The teacher institutes will be led by regional facilitators, classroom teachers who receive in-depth training at the National REAL Teacher Institute in North Carolina, and who also use the curriculum in their own classrooms. The first facilitators, selected from a pool of applicants, will be trained this month. Applications will be accepted during the upcoming academic school year for participants in the first Missouri REAL Entrepreneurship Teacher Institute, planned for June 2009. In addition to offering the summer institutes, Southeast also will host regional meetings and conduct annual site visits to support teachers and students using the program.
The Missouri REAL Entrepreneurship curriculum will help students develop skills, expand their knowledge and create tangible products, Stapleton said.
“The curriculum includes nearly 200 group and individual activities, a business planning journal and an integrated technology component,” he said. “As a subject, entrepreneurship does not lend itself well to traditional teaching and learning methods. Student entrepreneurs are more interested in ‘getting down to business’ than in reading about it. The program is designed to be taught and learned through experiential methods, which successfully educate entrepreneurs because they promote ownership, self-direction and responsible decision-making – all qualities needed to develop an entrepreneurial mindset.”
The program also will link students and their communities by encouraging them to use their communities as “laboratories” in which to develop their skills and ideas, according to Stapleton. Students also will be offered opportunities to collaborate with other students, entrepreneurs and community leaders in southeast Missouri.
In addition to providing curriculum, support and training for teachers in the region, Southeast also will play an active role in the future development of the REAL program, Stapleton said.
“As a member organization of the national REAL group, we will participate in future curriculum development and program enhancements,” he said.
For more information on the Missouri REAL Entrepreneurship program, contact Stapleton in the Center for Entrepreneurial Studies at (573) 651-2010 or firstname.lastname@example.org.
About the Center for Entrepreneurial Studies

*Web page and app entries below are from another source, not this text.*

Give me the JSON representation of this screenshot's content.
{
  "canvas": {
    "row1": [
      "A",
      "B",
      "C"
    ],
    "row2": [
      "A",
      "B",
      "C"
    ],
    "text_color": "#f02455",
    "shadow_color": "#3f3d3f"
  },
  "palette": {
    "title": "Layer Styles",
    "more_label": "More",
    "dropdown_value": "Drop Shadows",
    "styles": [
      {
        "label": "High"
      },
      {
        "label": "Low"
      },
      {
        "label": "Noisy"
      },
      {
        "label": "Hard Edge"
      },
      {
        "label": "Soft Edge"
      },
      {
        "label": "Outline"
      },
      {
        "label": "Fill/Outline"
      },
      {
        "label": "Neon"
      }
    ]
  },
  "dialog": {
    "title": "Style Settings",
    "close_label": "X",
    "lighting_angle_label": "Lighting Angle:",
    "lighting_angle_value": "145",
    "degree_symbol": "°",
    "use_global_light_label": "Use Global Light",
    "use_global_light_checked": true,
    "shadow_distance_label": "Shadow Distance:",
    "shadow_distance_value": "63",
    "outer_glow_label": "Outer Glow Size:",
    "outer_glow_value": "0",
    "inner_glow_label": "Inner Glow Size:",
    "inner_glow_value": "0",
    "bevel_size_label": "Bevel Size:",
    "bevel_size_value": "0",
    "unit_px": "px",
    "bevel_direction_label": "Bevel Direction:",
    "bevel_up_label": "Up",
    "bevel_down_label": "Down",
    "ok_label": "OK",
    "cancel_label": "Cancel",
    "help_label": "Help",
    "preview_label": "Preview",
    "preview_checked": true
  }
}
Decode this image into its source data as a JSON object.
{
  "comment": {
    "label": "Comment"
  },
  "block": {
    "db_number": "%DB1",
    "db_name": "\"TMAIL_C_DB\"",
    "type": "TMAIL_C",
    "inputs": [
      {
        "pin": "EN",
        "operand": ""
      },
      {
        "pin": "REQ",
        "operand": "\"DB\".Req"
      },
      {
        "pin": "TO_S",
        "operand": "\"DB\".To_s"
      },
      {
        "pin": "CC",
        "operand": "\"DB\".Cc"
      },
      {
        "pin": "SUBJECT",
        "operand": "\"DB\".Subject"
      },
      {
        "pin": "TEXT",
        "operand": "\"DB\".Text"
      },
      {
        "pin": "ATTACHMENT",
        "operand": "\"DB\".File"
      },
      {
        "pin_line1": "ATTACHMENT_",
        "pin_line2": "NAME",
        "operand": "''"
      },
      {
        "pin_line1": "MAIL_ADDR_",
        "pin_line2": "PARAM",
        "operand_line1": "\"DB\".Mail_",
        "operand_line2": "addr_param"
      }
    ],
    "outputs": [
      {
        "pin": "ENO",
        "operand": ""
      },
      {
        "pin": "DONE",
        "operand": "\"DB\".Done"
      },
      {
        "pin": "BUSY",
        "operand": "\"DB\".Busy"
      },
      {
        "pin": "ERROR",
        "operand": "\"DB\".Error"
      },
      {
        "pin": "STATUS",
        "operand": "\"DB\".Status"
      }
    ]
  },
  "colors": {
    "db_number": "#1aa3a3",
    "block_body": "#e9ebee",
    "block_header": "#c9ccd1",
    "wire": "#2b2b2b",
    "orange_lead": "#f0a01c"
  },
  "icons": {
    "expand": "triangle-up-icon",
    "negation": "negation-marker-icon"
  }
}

The Center for Entrepreneurial Studies directs a diverse number of entrepreneurship academic programs to business and non-business students across campus, including an undergraduate entrepreneurship minor that compliments any major, an entrepreneurship option within the business administration major and an option in entrepreneurship within the nationally acclaimed master of business administration degree. Center faculty recently created a new interdisciplinary course that is available to any student on campus. Missouri REAL Entrepreneurship is a strategic initiative to extend the Center’s reach to better serve elementary, secondary and postsecondary students in southeast Missouri. It expands on these existing programs, providing access to entrepreneurship education for any student at Southeast.
The Center also collaborates with the College of Education to provide secondary business and marketing teacher education. The program is one of two in Missouri that offers dual certification in business and marketing subjects and is one of the largest business teacher education programs in Missouri. Furthermore, the Center for Entrepreneurial Studies is identifying ways to connect with the University’s Innovation Center/Business Incubator to strengthen practical, experience-based activities for students interested in innovation, new venture creation.
The Center also provides access to several resources to support the entrepreneurial needs of students, entrepreneurs and organizations. Current initiatives include a campus-wide student organization; an international Start-Up Café, which is a physical and virtual space for students interested in entrepreneurship; and a campus-wide business plan competition.